§ **Task details**: Look through the data below, and copy each line that carries the word "Position".

━━━━━━━━━━━━━━━━━━━━

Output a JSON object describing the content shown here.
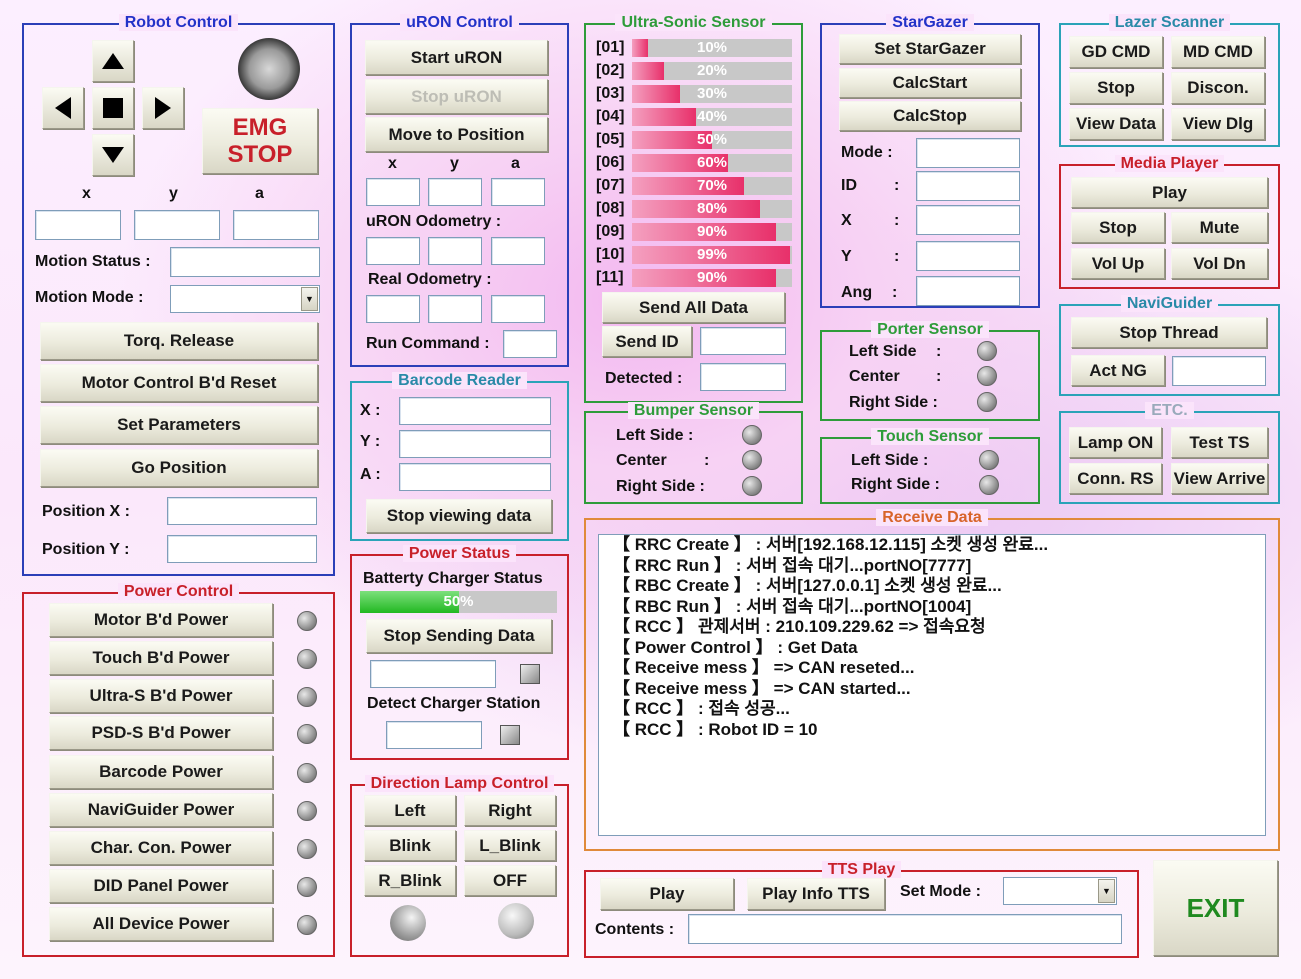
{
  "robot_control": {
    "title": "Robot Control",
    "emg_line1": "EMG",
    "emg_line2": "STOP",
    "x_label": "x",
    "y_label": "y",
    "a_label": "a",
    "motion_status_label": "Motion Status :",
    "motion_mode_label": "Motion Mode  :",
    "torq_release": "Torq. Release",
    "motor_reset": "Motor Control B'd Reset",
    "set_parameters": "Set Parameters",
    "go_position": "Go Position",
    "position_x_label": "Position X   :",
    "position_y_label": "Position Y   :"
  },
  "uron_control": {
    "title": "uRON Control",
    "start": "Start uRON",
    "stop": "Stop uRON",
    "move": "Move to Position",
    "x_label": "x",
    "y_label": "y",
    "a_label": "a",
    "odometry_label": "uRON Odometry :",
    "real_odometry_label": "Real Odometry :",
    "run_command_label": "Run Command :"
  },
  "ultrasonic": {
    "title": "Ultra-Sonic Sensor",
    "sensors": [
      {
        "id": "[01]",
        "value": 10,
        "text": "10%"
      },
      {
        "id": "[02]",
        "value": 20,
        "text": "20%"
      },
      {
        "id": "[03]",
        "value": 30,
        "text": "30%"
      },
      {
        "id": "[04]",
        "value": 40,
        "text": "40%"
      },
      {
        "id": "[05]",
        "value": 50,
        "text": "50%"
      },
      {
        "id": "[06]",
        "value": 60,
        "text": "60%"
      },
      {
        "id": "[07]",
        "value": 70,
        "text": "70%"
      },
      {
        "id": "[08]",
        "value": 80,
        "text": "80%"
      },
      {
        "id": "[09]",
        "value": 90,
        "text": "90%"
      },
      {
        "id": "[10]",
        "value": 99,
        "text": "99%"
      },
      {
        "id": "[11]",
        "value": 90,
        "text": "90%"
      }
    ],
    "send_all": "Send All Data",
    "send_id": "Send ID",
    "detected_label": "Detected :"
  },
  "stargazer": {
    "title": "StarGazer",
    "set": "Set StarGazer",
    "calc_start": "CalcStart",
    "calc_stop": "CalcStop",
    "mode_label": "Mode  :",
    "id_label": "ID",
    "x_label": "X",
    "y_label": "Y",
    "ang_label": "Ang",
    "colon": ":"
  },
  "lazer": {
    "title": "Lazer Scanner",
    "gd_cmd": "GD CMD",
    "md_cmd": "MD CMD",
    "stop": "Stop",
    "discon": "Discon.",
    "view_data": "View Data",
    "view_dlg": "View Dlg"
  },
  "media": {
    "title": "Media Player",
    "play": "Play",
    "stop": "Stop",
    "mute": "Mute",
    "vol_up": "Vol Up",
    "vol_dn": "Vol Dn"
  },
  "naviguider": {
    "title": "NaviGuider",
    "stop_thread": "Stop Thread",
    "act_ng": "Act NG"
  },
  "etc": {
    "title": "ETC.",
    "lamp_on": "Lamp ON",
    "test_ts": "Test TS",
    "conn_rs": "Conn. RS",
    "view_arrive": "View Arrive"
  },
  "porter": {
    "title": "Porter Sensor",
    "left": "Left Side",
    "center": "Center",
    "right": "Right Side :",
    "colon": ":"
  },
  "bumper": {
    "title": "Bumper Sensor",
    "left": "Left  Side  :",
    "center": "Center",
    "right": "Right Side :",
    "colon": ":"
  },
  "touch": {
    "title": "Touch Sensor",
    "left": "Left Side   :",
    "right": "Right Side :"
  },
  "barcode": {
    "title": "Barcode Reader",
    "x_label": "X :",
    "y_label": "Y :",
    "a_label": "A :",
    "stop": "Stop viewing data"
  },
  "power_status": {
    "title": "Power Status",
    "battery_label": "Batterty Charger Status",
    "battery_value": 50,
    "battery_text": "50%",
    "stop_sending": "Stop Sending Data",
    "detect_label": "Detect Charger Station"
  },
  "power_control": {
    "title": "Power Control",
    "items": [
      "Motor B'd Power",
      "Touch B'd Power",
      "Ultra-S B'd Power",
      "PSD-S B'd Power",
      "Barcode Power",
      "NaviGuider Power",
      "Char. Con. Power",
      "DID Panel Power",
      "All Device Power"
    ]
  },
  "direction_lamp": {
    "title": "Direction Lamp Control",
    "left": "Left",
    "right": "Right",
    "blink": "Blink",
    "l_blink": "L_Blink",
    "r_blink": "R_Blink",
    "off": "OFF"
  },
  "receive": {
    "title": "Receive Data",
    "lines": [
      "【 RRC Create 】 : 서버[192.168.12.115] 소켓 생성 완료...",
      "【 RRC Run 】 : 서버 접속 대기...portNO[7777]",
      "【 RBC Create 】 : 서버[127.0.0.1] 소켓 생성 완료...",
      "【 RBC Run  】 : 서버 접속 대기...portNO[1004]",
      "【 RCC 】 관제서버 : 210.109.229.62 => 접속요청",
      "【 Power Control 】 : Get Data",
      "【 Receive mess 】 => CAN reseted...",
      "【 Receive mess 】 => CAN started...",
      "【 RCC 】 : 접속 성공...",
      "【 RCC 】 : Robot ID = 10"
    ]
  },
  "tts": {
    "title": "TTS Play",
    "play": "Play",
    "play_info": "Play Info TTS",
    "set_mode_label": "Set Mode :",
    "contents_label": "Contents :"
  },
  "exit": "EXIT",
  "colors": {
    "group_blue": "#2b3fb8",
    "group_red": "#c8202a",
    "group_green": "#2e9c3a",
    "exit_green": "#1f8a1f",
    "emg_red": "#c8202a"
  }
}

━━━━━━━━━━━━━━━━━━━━

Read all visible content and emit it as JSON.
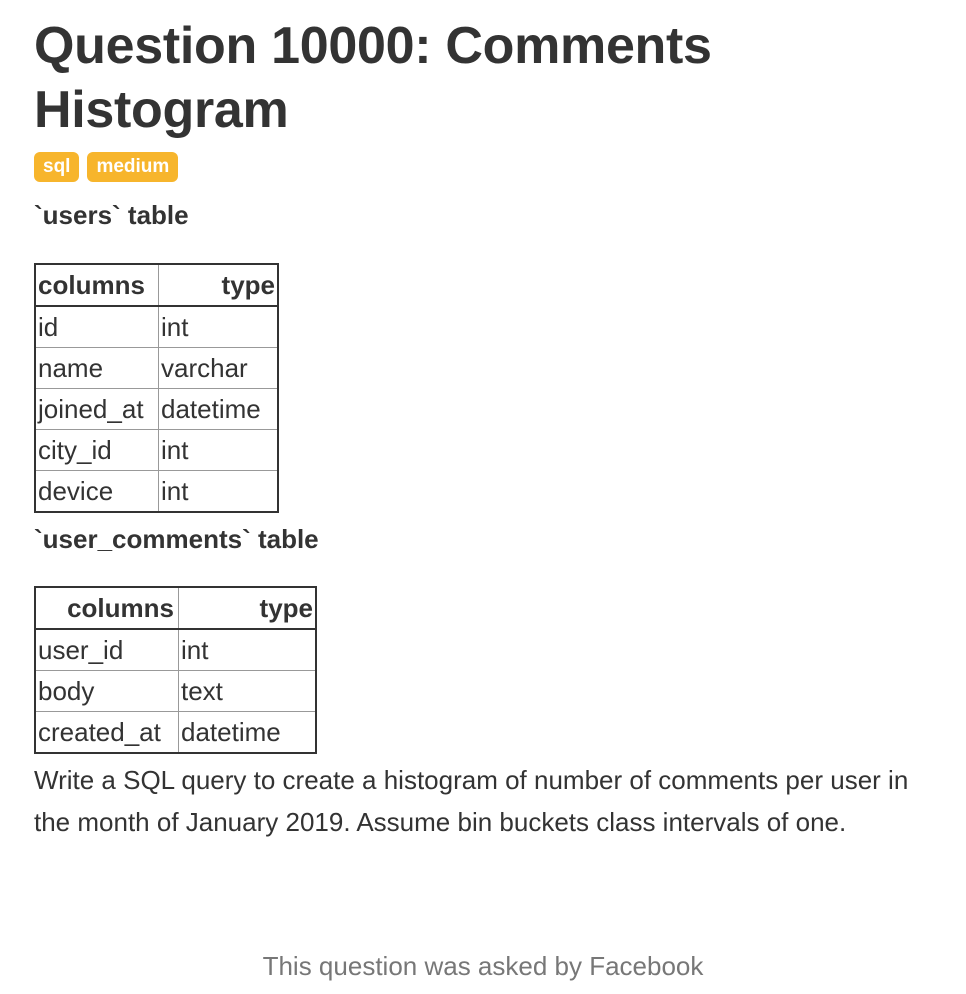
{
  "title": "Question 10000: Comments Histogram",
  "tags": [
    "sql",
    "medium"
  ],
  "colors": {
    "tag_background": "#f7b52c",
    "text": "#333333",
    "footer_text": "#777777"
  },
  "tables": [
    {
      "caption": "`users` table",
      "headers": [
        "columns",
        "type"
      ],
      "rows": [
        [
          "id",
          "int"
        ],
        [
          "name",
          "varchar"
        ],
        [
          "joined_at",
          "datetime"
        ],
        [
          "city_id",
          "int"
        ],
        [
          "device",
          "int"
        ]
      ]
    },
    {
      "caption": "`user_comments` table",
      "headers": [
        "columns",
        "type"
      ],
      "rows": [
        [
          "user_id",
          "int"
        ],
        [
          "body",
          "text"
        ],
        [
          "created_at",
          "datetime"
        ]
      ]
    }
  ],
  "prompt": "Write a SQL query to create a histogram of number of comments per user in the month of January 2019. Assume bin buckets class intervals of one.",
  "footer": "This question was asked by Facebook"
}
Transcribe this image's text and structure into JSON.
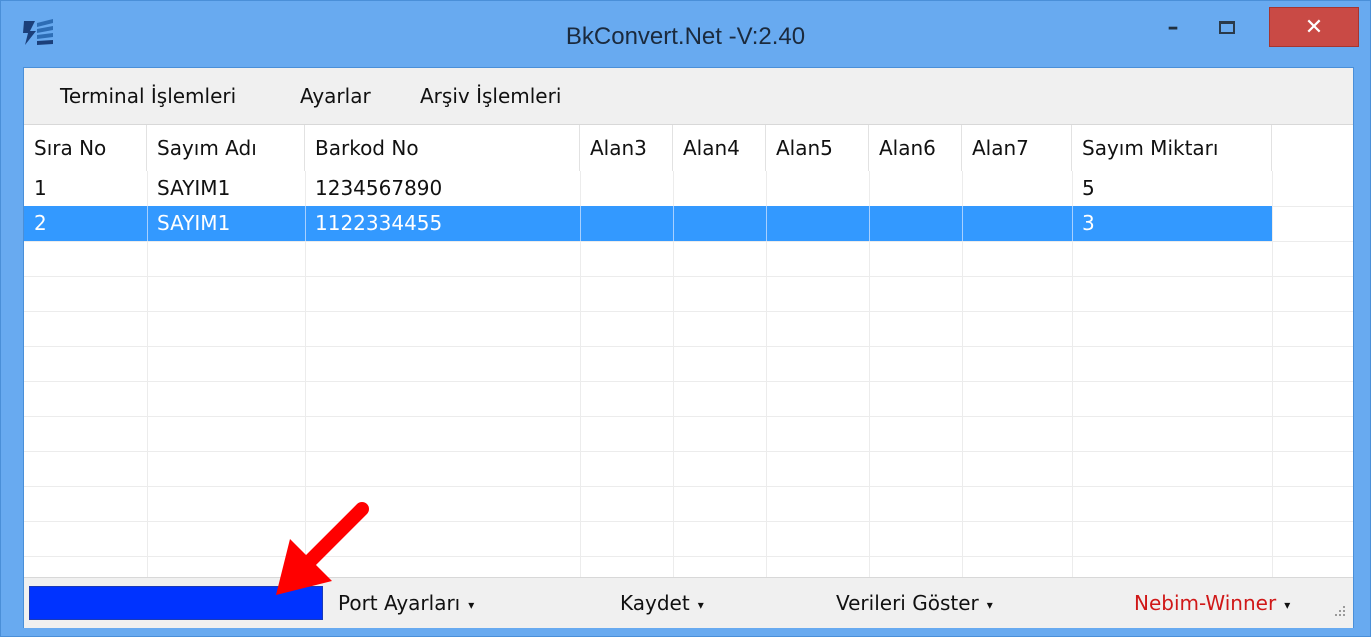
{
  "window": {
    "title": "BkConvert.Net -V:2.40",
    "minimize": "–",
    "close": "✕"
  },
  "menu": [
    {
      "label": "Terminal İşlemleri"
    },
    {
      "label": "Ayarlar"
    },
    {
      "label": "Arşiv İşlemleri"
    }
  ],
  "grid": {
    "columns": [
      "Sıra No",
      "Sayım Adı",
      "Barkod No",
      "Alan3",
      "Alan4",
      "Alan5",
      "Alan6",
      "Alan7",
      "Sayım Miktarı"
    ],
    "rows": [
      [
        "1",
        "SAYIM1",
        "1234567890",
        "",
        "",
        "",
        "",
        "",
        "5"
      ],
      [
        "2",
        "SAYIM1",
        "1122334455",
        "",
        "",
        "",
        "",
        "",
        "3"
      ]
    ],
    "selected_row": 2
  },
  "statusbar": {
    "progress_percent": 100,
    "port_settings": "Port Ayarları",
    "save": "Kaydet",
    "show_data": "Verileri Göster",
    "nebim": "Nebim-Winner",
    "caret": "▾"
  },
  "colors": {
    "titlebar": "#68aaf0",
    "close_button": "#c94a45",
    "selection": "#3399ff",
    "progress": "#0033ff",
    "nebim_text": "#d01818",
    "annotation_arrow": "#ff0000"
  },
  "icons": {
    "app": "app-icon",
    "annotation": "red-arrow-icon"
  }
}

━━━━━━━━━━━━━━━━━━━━

§ **Output below**:
    "go_position": "Go Position",
    "position_x_label": "Position X   :",
    "position_y_label": "Position Y   :"
    "move": "Move to Position",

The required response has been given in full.